Fish & Seafood:
Awareness of the crucial importance of sustainability factors in the reversal of fish stock depletion is clearly rising amid a supply-demand gap (soaring demand vs. limited supply). While aquaculture has already become the main source of fish for human consumption, it is poised to play an increasingly pivotal role in seafood supply on the back of strong growth (a 3% CAGR over 2016-25E), supported by its status as the most efficient protein producer in terms of environmental footprint and gloomy trends for wild-catch fisheries. Accordingly, the industry offers a growing pool of opportunities across the value chain.
Nonetheless, a series of contentious issues has plagued one of the leading aquaculture industries, salmon farming, over the past few years, especially related to biosecurity, raising questions about the sustainability of the current business model. Our review points to credible steps being taken to bring about improvements, through certifications, new treatment methods and, in the area of fish meal, innovations in non-fish feed (e.g. algae), showing the potential for improved sustainability practices to unlock huge growth opportunities amid a more favourable policy backdrop.
More Information: Samuel Mary firstname.lastname@example.org
Seafood Stewardship Index
Seafood production can create significant environmental and social impacts and risks. Despite these risks there is huge potential for fisheries and aquaculture to contribute to sustainable development, most notably Sustainable Development Goal (SDG) 14 ‘life below water’; SDG 2 ‘zero hunger’; SDG 8 ‘decent work and economic growth’; SDG 1 ‘no poverty’; SDG 5 ‘gender equality’; SDG 15 ‘life on land’; and SDG 12 ‘responsible consumption and production’.
Major fish stocks can be rebuilt, practices in aquaculture can be enhanced, and traceability and stronger supply chain management can contribute to improving accountability, working conditions and livelihoods. Seafood companies have a unique and significant role in enabling the transition to more sustainable seafood production systems. However, most companies in the industry are opaque about their policies and practices, making it difficult to assess their contribution to more sustainable and responsible seafood supply chains. In addition, the awareness and understanding of the role of major seafood companies in improving the sustainability of seafood is limited.

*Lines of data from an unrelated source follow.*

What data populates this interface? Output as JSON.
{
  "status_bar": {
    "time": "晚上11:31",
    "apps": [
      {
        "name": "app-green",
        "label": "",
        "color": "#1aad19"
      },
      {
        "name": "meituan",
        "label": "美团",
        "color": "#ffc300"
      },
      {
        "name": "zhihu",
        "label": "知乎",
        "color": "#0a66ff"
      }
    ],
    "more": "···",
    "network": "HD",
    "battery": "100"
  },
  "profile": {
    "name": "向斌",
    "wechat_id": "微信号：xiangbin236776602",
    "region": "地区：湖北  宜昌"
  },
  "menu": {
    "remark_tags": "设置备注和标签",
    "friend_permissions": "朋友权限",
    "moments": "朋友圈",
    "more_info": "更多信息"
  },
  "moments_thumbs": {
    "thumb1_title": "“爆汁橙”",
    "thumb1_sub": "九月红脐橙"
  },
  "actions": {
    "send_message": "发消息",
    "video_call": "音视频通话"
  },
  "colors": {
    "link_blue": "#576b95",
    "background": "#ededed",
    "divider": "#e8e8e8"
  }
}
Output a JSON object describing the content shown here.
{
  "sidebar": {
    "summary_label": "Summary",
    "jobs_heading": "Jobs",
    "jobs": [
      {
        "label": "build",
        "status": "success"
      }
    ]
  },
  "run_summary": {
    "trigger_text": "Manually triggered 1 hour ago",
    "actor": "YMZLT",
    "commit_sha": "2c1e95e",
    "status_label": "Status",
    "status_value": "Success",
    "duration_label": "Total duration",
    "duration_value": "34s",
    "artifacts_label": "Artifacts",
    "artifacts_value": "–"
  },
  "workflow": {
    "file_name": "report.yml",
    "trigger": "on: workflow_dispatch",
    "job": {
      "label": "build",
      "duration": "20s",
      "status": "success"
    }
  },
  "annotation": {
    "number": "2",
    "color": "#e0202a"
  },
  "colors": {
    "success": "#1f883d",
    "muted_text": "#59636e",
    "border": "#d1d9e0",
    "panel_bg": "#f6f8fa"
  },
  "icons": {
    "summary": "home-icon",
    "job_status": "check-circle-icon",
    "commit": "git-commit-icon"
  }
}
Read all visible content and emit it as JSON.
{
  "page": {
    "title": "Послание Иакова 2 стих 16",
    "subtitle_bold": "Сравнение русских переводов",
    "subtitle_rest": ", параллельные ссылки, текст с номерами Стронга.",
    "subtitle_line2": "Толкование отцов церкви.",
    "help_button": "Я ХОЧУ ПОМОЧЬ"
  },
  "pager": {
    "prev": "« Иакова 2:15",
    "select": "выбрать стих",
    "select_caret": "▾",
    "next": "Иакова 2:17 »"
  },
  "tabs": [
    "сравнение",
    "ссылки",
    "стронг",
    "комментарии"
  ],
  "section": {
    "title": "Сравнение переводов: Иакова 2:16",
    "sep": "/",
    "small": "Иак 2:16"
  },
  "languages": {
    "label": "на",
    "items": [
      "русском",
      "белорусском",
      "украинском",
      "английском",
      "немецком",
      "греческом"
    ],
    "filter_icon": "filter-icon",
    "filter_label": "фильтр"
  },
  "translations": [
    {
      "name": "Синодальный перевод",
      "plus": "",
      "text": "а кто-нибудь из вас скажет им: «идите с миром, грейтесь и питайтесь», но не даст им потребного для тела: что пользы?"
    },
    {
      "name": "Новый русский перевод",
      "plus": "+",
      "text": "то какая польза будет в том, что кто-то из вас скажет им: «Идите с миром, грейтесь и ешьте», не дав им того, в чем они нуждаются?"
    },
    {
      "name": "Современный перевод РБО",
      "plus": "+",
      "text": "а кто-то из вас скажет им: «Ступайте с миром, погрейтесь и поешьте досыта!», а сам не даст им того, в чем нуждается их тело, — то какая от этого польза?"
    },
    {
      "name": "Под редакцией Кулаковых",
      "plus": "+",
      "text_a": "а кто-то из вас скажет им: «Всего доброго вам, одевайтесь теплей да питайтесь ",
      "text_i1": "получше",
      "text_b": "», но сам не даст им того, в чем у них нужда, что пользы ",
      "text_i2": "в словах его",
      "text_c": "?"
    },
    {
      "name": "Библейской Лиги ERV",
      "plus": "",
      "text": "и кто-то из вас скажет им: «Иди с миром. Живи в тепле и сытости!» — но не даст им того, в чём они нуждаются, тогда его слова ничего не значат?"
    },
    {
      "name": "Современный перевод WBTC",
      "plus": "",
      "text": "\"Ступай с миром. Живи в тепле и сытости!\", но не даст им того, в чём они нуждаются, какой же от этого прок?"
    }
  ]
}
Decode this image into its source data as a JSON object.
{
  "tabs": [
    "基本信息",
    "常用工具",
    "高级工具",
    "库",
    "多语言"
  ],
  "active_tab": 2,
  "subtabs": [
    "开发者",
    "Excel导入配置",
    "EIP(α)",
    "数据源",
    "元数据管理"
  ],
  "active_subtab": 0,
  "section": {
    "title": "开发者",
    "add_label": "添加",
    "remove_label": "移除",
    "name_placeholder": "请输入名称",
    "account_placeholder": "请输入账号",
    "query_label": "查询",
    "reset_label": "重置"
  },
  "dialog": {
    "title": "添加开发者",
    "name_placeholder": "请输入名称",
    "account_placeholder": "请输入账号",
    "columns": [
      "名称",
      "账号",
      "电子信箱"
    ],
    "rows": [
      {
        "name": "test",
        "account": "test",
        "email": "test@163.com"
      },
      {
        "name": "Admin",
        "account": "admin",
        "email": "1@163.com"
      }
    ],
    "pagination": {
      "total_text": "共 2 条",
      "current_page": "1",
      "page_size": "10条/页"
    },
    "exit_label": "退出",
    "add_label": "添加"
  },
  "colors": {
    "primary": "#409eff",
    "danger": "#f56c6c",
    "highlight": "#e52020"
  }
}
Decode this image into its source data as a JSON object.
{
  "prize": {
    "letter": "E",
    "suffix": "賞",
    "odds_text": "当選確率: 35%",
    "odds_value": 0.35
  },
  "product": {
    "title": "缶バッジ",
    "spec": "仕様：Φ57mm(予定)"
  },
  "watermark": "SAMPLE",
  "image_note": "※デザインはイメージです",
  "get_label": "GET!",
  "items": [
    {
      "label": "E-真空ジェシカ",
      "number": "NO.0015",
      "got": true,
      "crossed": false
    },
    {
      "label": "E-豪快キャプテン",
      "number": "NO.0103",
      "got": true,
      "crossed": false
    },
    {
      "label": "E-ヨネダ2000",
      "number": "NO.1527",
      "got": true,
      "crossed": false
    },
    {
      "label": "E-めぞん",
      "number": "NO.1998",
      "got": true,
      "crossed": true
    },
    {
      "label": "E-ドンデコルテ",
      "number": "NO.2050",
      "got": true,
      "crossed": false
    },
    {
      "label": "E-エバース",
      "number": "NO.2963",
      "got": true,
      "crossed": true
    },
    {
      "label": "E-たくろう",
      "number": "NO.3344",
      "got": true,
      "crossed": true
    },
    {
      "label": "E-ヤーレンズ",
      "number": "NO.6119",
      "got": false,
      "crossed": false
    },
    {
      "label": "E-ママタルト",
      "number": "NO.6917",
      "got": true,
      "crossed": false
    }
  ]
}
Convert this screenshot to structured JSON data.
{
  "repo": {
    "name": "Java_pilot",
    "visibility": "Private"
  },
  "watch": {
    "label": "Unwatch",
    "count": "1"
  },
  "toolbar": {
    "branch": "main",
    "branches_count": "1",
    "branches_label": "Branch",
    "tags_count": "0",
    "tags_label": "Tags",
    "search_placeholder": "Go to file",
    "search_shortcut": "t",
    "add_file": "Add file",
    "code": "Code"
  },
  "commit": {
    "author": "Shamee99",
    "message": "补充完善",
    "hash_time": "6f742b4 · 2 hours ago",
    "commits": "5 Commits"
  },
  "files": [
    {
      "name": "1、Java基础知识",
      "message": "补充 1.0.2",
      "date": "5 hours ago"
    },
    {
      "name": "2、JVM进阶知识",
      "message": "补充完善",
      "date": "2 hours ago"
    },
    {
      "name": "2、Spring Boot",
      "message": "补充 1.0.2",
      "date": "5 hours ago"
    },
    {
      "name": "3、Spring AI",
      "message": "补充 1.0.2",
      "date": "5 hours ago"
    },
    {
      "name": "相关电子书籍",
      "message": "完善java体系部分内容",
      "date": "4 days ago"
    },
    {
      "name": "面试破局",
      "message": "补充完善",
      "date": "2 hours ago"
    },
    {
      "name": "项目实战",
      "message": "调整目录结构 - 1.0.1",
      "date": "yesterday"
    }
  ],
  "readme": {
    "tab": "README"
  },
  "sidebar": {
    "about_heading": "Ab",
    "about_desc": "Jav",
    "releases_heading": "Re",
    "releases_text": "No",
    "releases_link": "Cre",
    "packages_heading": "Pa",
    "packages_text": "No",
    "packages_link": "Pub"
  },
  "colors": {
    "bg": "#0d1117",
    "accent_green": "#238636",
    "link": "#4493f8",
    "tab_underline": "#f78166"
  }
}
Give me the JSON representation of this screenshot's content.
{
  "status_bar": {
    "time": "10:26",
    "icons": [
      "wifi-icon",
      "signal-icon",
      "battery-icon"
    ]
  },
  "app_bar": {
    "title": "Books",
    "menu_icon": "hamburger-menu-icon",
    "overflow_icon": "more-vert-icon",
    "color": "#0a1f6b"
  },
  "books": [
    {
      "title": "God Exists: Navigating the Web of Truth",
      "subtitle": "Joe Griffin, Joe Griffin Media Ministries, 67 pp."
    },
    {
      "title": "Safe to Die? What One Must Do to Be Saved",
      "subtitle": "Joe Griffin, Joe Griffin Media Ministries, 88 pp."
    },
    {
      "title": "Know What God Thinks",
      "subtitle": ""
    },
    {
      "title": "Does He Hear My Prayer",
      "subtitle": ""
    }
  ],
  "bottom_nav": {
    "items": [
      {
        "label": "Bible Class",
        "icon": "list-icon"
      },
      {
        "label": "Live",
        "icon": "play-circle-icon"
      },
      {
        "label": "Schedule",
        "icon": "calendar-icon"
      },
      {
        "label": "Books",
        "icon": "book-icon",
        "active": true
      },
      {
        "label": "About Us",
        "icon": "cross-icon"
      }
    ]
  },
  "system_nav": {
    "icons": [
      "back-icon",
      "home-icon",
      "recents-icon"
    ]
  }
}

The Seafood Stewardship Index aims to advance this awareness by creating clarity on what seafood companies can do and what they are actually doing. By independently and objectively measuring and comparing the performance of major seafood companies, the Index provides a transparent and impartial means by which companies and their stakeholders can monitor performance and progress. The Index gives credit to companies that perform well, creates accountability and allows others to learn from best practices. The Index methodology builds on extensive multi-stakeholder dialogue and consultation and reflects what stakeholders expect from the seafood industry. Following a two-year period of research and multi-stakeholder consultations, Index Initiative, an independent non-profit organization based in Amsterdam, is now developing the first Seafood Stewardship Index.
More Information: Gerbrand Haverkamp email@example.com